They went to a second tie-break, where Wawrinka held a 4-3 career lead, although he had the memory of having lost the most recent one, in the first set. He was the crowd’s favourite; they remembered his crazy pyjama shorts when he won the title, and they love a fighter – not that Murray does not bring pugnacity. Nevertheless, Wawrinka crossed 4-2 up, with ball in hand.
As the clock ticked past four hours, Wawrinka was a point from levelling. He did it as emphatically as he could: scorching Murray’s second serve down the line with his muscled forehand. We would not be forgetting this encounter in years to come.
Wawrinka broke Murray for the sixth time at the start of the fifth. His natural strength now was a growing factor in the fight. His eyes blazed. He bounced on his feet between points. Murray sucked at the warm, early evening air, glancing occasionally towards his box. A tired Murray forehand put him 0-3 down after less than a quarter of an hour. The previous sets had gone 71, 49, 63 and 61 minutes. The gas was leaking fast. Hope was sinking like the setting sun. But he kept punching. The problem was his blows were landing on tennis’s answer to Jake La Motta.
Switzerland’s Raging Bull raged on. Murray’s forehand drifted long. There were a minimum of two live games left in the match. Wawrinka charged the net and broke again. One chance left for Murray. He would not allow him the bagel. But a fifth double fault undermined his last stand.
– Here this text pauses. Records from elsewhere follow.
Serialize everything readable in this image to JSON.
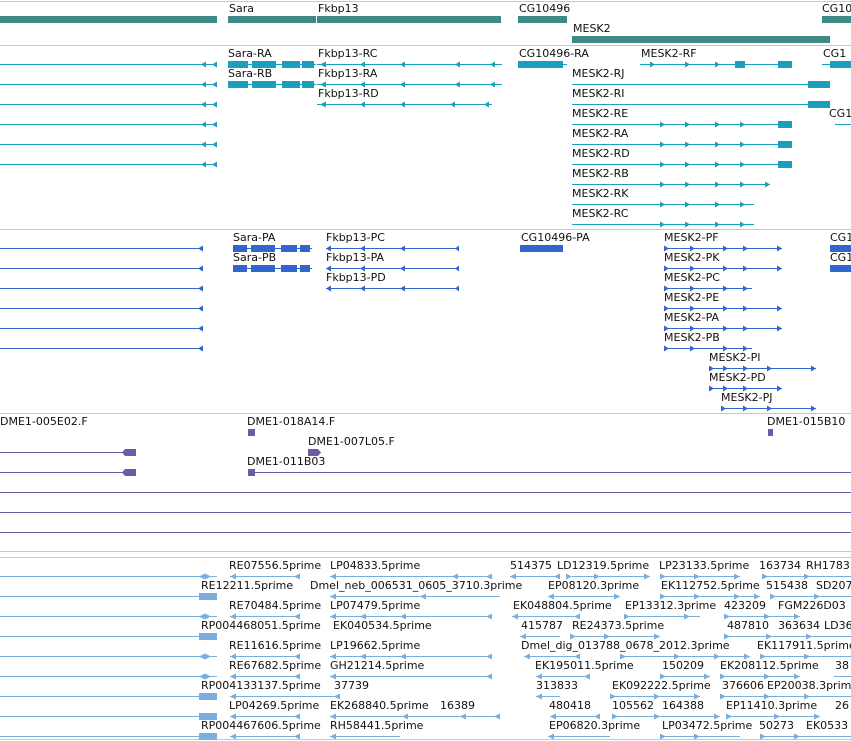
{
  "colors": {
    "gene": "#3d8a86",
    "transcript": "#1a9fbd",
    "protein": "#3366cc",
    "clone": "#6f5aa6",
    "est": "#79aedd",
    "separator": "#c8c8c8"
  },
  "tracks": {
    "genes": {
      "labels": [
        "Sara",
        "Fkbp13",
        "CG10496",
        "MESK2",
        "CG10"
      ]
    },
    "transcripts": {
      "labels": [
        "Sara-RA",
        "Sara-RB",
        "Fkbp13-RC",
        "Fkbp13-RA",
        "Fkbp13-RD",
        "CG10496-RA",
        "MESK2-RF",
        "MESK2-RJ",
        "MESK2-RI",
        "MESK2-RE",
        "MESK2-RA",
        "MESK2-RD",
        "MESK2-RB",
        "MESK2-RK",
        "MESK2-RC",
        "CG1",
        "CG1"
      ]
    },
    "proteins": {
      "labels": [
        "Sara-PA",
        "Sara-PB",
        "Fkbp13-PC",
        "Fkbp13-PA",
        "Fkbp13-PD",
        "CG10496-PA",
        "MESK2-PF",
        "MESK2-PK",
        "MESK2-PC",
        "MESK2-PE",
        "MESK2-PA",
        "MESK2-PB",
        "MESK2-PI",
        "MESK2-PD",
        "MESK2-PJ",
        "CG1",
        "CG1"
      ]
    },
    "clones": {
      "labels": [
        "DME1-005E02.F",
        "DME1-018A14.F",
        "DME1-007L05.F",
        "DME1-011B03",
        "DME1-015B10"
      ]
    },
    "ests": {
      "labels": [
        "RE07556.5prime",
        "LP04833.5prime",
        "514375",
        "LD12319.5prime",
        "LP23133.5prime",
        "163734",
        "RH1783",
        "RE12211.5prime",
        "Dmel_neb_006531_0605_3710.3prime",
        "EP08120.3prime",
        "EK112752.5prime",
        "515438",
        "SD207",
        "RE70484.5prime",
        "LP07479.5prime",
        "EK048804.5prime",
        "EP13312.3prime",
        "423209",
        "FGM226D03",
        "RP004468051.5prime",
        "EK040534.5prime",
        "415787",
        "RE24373.5prime",
        "487810",
        "363634",
        "LD36",
        "RE11616.5prime",
        "LP19662.5prime",
        "Dmel_dig_013788_0678_2012.3prime",
        "EK117911.5prime",
        "RE67682.5prime",
        "GH21214.5prime",
        "EK195011.5prime",
        "150209",
        "EK208112.5prime",
        "38",
        "RP004133137.5prime",
        "37739",
        "313833",
        "EK092222.5prime",
        "376606",
        "EP20038.3prime",
        "LP04269.5prime",
        "EK268840.5prime",
        "16389",
        "480418",
        "105562",
        "164388",
        "EP11410.3prime",
        "26",
        "RP004467606.5prime",
        "RH58441.5prime",
        "EP06820.3prime",
        "LP03472.5prime",
        "50273",
        "EK0533"
      ]
    }
  }
}
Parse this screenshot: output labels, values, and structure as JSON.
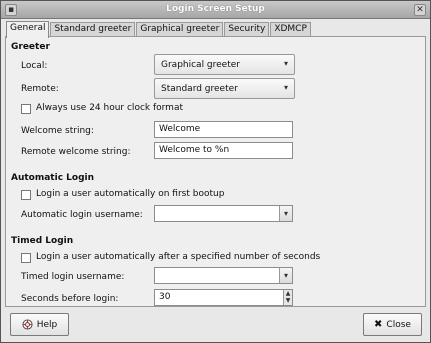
{
  "window": {
    "title": "Login Screen Setup"
  },
  "tabs": [
    "General",
    "Standard greeter",
    "Graphical greeter",
    "Security",
    "XDMCP"
  ],
  "greeter": {
    "heading": "Greeter",
    "local_label": "Local:",
    "local_value": "Graphical greeter",
    "remote_label": "Remote:",
    "remote_value": "Standard greeter",
    "clock_label": "Always use 24 hour clock format",
    "welcome_label": "Welcome string:",
    "welcome_value": "Welcome",
    "remote_welcome_label": "Remote welcome string:",
    "remote_welcome_value": "Welcome to %n"
  },
  "automatic_login": {
    "heading": "Automatic Login",
    "check_label": "Login a user automatically on first bootup",
    "username_label": "Automatic login username:",
    "username_value": ""
  },
  "timed_login": {
    "heading": "Timed Login",
    "check_label": "Login a user automatically after a specified number of seconds",
    "username_label": "Timed login username:",
    "username_value": "",
    "seconds_label": "Seconds before login:",
    "seconds_value": "30"
  },
  "buttons": {
    "help": "Help",
    "close": "Close"
  },
  "icons": {
    "help": "lifebuoy-icon",
    "close": "x-close-icon",
    "dropdown": "triangle-down-icon",
    "combo_dropdown": "chevron-down-icon",
    "spin": "spinner-arrows-icon"
  }
}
It was, it has to be said, a losing finish at dramatic odds with the capitulation of Djokovic against Dominic Thiem the day before.